Yogi Zone

Useful articles for your finance management by our team of experts

The Road Out of Financial Mess

0 Flares 0 Flares ×

Profession : Software Engineer
Salary : Good
Years in Job : ~10 years
House : Rented

Savings : Very low
Net Worth : Negligible

Without going into the story behind this, I can only say that this was me about one and a half years back. I realized I had to fix things up. The first thing I did was to read lots of articles, blogs and books on personal finance. Once I was comfortable with the basics of personal finance, I started looking for a financial advisor. But it was a long and slow exercise. I talked to many advisors, some independent, some working for financial service companies and some from banks. I didn’t find anyone good enough. Luckily after a long search, I found an advisor who knew what he was doing. And better, he was not selling me any financial product. I sat with my advisor, gave him my numbers and finalized a financial plan. Though it was not a 360 degree plan, it was simple enough for me to understand & it confirmed to the basics of investment.

Knowing that I was prone to spending, I created a monthly budget. To keep it simple I marked three envelops with “Household expense”, “Bills” and “Petrol”. I would put a fixed amount in each envelop at the start of every month. Though it took time to stabilize the expenses, it impacted my expense pattern significantly. In fact, even today l use the same method for my monthly budget. As suggested by my advisor, I started investing thru SIP towards my retirement & house. I bought a term policy for protection. I also bought a ULIP child plan (I know that the purist out there will question it) for my son. After about a year, I was pretty comfortable about my finances.
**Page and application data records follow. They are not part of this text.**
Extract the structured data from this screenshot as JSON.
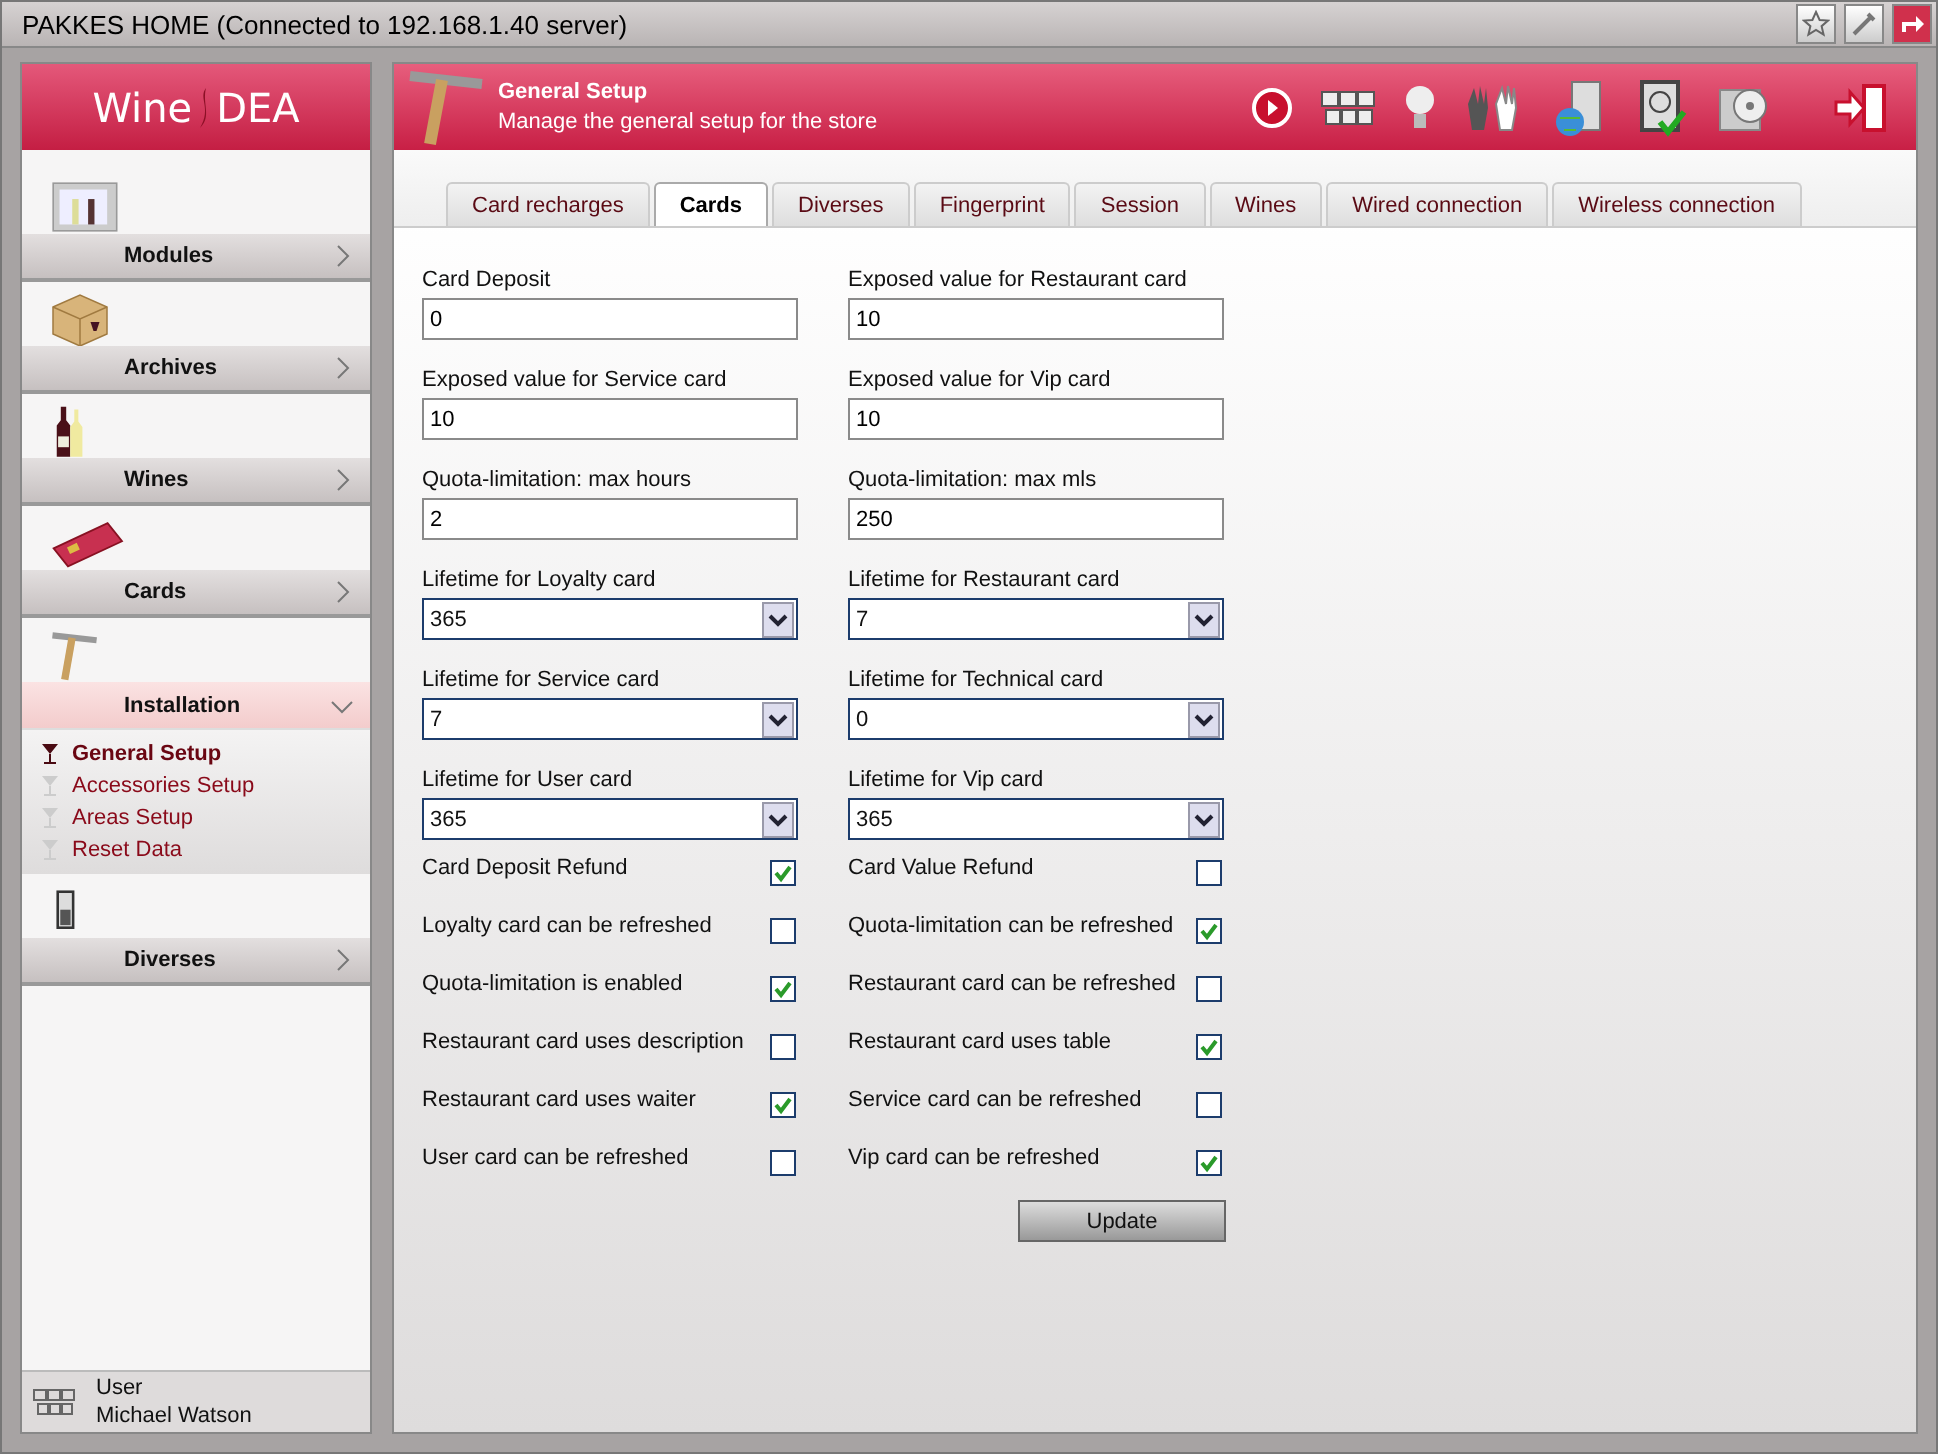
{
  "window": {
    "title": "PAKKES HOME (Connected to 192.168.1.40 server)"
  },
  "logo": {
    "left": "Wine",
    "right": "DEA"
  },
  "sidebar": {
    "items": [
      {
        "label": "Modules",
        "expanded": false
      },
      {
        "label": "Archives",
        "expanded": false
      },
      {
        "label": "Wines",
        "expanded": false
      },
      {
        "label": "Cards",
        "expanded": false
      },
      {
        "label": "Installation",
        "expanded": true,
        "children": [
          {
            "label": "General Setup",
            "selected": true
          },
          {
            "label": "Accessories Setup",
            "selected": false
          },
          {
            "label": "Areas Setup",
            "selected": false
          },
          {
            "label": "Reset Data",
            "selected": false
          }
        ]
      },
      {
        "label": "Diverses",
        "expanded": false
      }
    ]
  },
  "user": {
    "role": "User",
    "name": "Michael Watson"
  },
  "header": {
    "title": "General Setup",
    "subtitle": "Manage the general setup for the store"
  },
  "tabs": [
    {
      "label": "Card recharges",
      "selected": false
    },
    {
      "label": "Cards",
      "selected": true
    },
    {
      "label": "Diverses",
      "selected": false
    },
    {
      "label": "Fingerprint",
      "selected": false
    },
    {
      "label": "Session",
      "selected": false
    },
    {
      "label": "Wines",
      "selected": false
    },
    {
      "label": "Wired connection",
      "selected": false
    },
    {
      "label": "Wireless connection",
      "selected": false
    }
  ],
  "fields": [
    {
      "label": "Card Deposit",
      "kind": "text",
      "value": "0"
    },
    {
      "label": "Exposed value for Restaurant card",
      "kind": "text",
      "value": "10"
    },
    {
      "label": "Exposed value for Service card",
      "kind": "text",
      "value": "10"
    },
    {
      "label": "Exposed value for Vip card",
      "kind": "text",
      "value": "10"
    },
    {
      "label": "Quota-limitation: max hours",
      "kind": "text",
      "value": "2"
    },
    {
      "label": "Quota-limitation: max mls",
      "kind": "text",
      "value": "250"
    },
    {
      "label": "Lifetime for Loyalty card",
      "kind": "select",
      "value": "365"
    },
    {
      "label": "Lifetime for Restaurant card",
      "kind": "select",
      "value": "7"
    },
    {
      "label": "Lifetime for Service card",
      "kind": "select",
      "value": "7"
    },
    {
      "label": "Lifetime for Technical card",
      "kind": "select",
      "value": "0"
    },
    {
      "label": "Lifetime for User card",
      "kind": "select",
      "value": "365"
    },
    {
      "label": "Lifetime for Vip card",
      "kind": "select",
      "value": "365"
    }
  ],
  "checkboxes": [
    {
      "label": "Card Deposit Refund",
      "checked": true
    },
    {
      "label": "Card Value Refund",
      "checked": false
    },
    {
      "label": "Loyalty card can be refreshed",
      "checked": false
    },
    {
      "label": "Quota-limitation can be refreshed",
      "checked": true
    },
    {
      "label": "Quota-limitation is enabled",
      "checked": true
    },
    {
      "label": "Restaurant card can be refreshed",
      "checked": false
    },
    {
      "label": "Restaurant card uses description",
      "checked": false
    },
    {
      "label": "Restaurant card uses table",
      "checked": true
    },
    {
      "label": "Restaurant card uses waiter",
      "checked": true
    },
    {
      "label": "Service card can be refreshed",
      "checked": false
    },
    {
      "label": "User card can be refreshed",
      "checked": false
    },
    {
      "label": "Vip card can be refreshed",
      "checked": true
    }
  ],
  "update_button": "Update"
}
What I learnt (and I am still learning) during this period can be summarized as -

- Personal finance is no rocket science.
- It is as much about human psychology as it is about numbers.
- It’s very important to differentiate between needs & wants. Unlike wants, needs are mostly not very costly. As a thumb rule, if you plan to buy something pretty costly, the chances are that it is not a need but a want. This may not sound very logical, but believe me, it holds ground most of times.
- Invest every month, preferably a minimum fixed amount.
- Read everything on personal finance but don’t follow anything unless you understand it.
- Don’t invest in any product which you don’t understand well.
- Get a financial advisor.
- Don’t spend too much time trying to figure out your risk profile before you can allocate asset.
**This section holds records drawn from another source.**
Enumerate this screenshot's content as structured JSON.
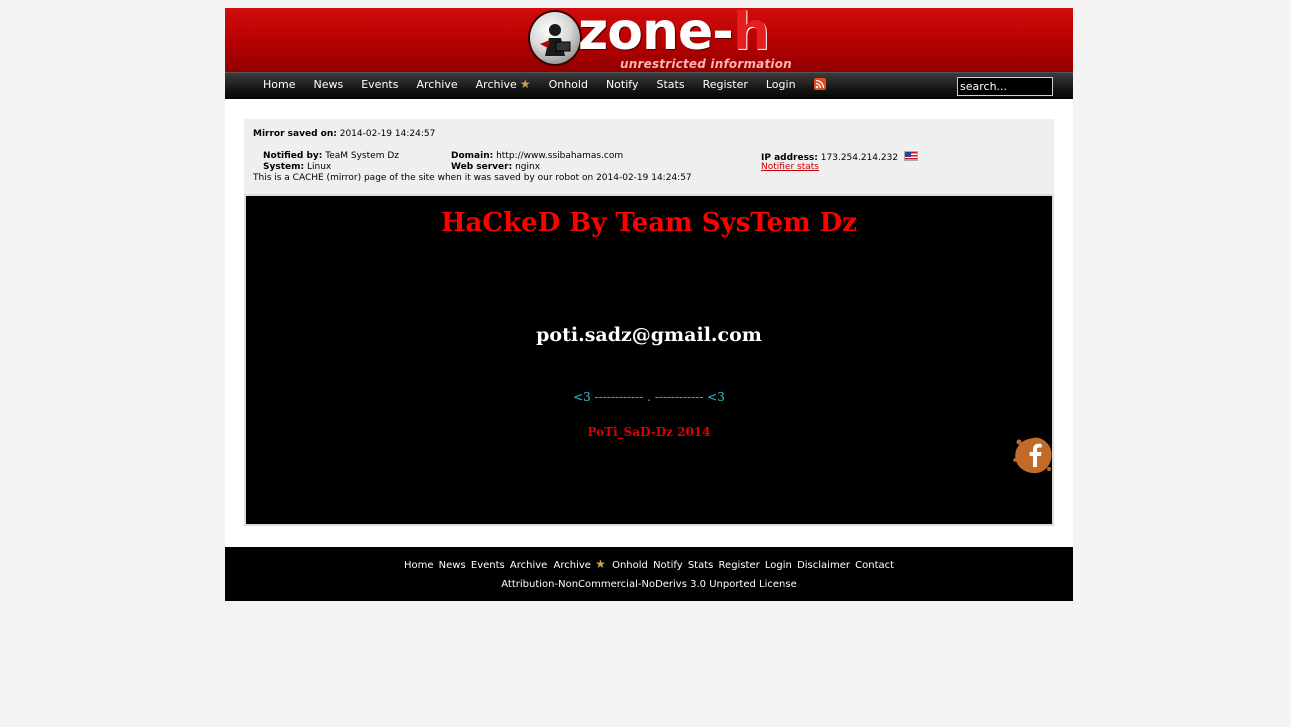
{
  "header": {
    "logo_word": "zone-",
    "logo_letter": "h",
    "tagline": "unrestricted information"
  },
  "nav": {
    "items": [
      "Home",
      "News",
      "Events",
      "Archive",
      "Archive",
      "Onhold",
      "Notify",
      "Stats",
      "Register",
      "Login"
    ],
    "search_placeholder": "search..."
  },
  "info": {
    "mirror_saved_label": "Mirror saved on:",
    "mirror_saved_value": "2014-02-19 14:24:57",
    "notified_by_label": "Notified by:",
    "notified_by_value": "TeaM System Dz",
    "domain_label": "Domain:",
    "domain_value": "http://www.ssibahamas.com",
    "ip_label": "IP address:",
    "ip_value": "173.254.214.232",
    "system_label": "System:",
    "system_value": "Linux",
    "webserver_label": "Web server:",
    "webserver_value": "nginx",
    "notifier_stats": "Notifier stats",
    "cache_note": "This is a CACHE (mirror) page of the site when it was saved by our robot on 2014-02-19 14:24:57"
  },
  "mirror": {
    "title": "HaCkeD By Team SysTem Dz",
    "email": "poti.sadz@gmail.com",
    "hearts": "<3 ------------   .   ------------ <3",
    "signature": "PoTi_SaD-Dz  2014",
    "colors": {
      "title": "#ff0000",
      "email": "#ffffff",
      "hearts": "#2fc3cf",
      "signature": "#e00000"
    }
  },
  "footer": {
    "links": [
      "Home",
      "News",
      "Events",
      "Archive",
      "Archive",
      "Onhold",
      "Notify",
      "Stats",
      "Register",
      "Login",
      "Disclaimer",
      "Contact"
    ],
    "license": "Attribution-NonCommercial-NoDerivs 3.0 Unported License"
  },
  "colors": {
    "header_red": "#c00000",
    "background": "#f3f3f3",
    "link_red": "#cc0000"
  },
  "icons": {
    "archive_star": "star-icon",
    "rss": "rss-icon",
    "flag": "us-flag-icon",
    "facebook": "facebook-icon",
    "globe": "globe-logo-icon"
  }
}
Follow this simple thumb rule if you like.
- 10+ years is for equity only.
- 5 years or less is for debt only.

- Between 5 to 10 years, well, no one clearly knows. You are free to invest it your way.
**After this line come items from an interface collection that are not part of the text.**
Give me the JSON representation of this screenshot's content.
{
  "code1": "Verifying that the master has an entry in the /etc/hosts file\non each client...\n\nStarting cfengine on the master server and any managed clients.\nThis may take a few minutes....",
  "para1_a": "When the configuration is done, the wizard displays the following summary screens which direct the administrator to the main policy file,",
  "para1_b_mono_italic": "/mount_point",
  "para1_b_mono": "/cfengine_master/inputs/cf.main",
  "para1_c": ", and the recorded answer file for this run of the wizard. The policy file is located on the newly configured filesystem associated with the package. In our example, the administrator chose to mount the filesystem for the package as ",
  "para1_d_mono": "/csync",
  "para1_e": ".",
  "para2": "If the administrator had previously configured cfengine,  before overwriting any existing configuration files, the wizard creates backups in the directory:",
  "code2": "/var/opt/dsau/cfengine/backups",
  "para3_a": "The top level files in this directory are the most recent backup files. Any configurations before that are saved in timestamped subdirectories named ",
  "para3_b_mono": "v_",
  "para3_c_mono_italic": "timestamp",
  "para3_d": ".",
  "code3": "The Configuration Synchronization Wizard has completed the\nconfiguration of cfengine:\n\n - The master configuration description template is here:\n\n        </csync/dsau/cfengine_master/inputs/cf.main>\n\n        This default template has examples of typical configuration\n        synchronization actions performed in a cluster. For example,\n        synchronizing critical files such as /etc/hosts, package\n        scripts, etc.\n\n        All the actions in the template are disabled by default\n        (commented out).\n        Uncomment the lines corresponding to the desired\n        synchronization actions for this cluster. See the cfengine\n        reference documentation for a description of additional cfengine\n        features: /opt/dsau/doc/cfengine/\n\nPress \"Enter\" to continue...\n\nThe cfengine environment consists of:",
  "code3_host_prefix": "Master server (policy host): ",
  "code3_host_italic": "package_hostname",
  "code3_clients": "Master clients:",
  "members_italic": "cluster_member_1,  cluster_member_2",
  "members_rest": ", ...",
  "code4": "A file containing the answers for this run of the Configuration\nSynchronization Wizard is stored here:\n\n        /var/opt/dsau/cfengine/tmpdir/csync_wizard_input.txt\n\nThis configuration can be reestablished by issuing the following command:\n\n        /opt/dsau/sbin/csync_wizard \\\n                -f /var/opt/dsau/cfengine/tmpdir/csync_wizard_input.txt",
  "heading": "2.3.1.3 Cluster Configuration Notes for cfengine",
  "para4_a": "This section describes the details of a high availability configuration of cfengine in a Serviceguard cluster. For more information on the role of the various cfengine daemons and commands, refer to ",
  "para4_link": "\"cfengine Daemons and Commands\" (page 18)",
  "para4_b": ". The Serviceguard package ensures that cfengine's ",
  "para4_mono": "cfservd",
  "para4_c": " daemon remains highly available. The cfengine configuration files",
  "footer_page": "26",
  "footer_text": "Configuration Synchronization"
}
This article is sourced from Khotapaisa for InvestmentYogi.

The author of this blog and article is a software professional from Bangalore.

0 Flares Facebook 0 Google+ 0 Twitter 0 Email -- 0 Flares ×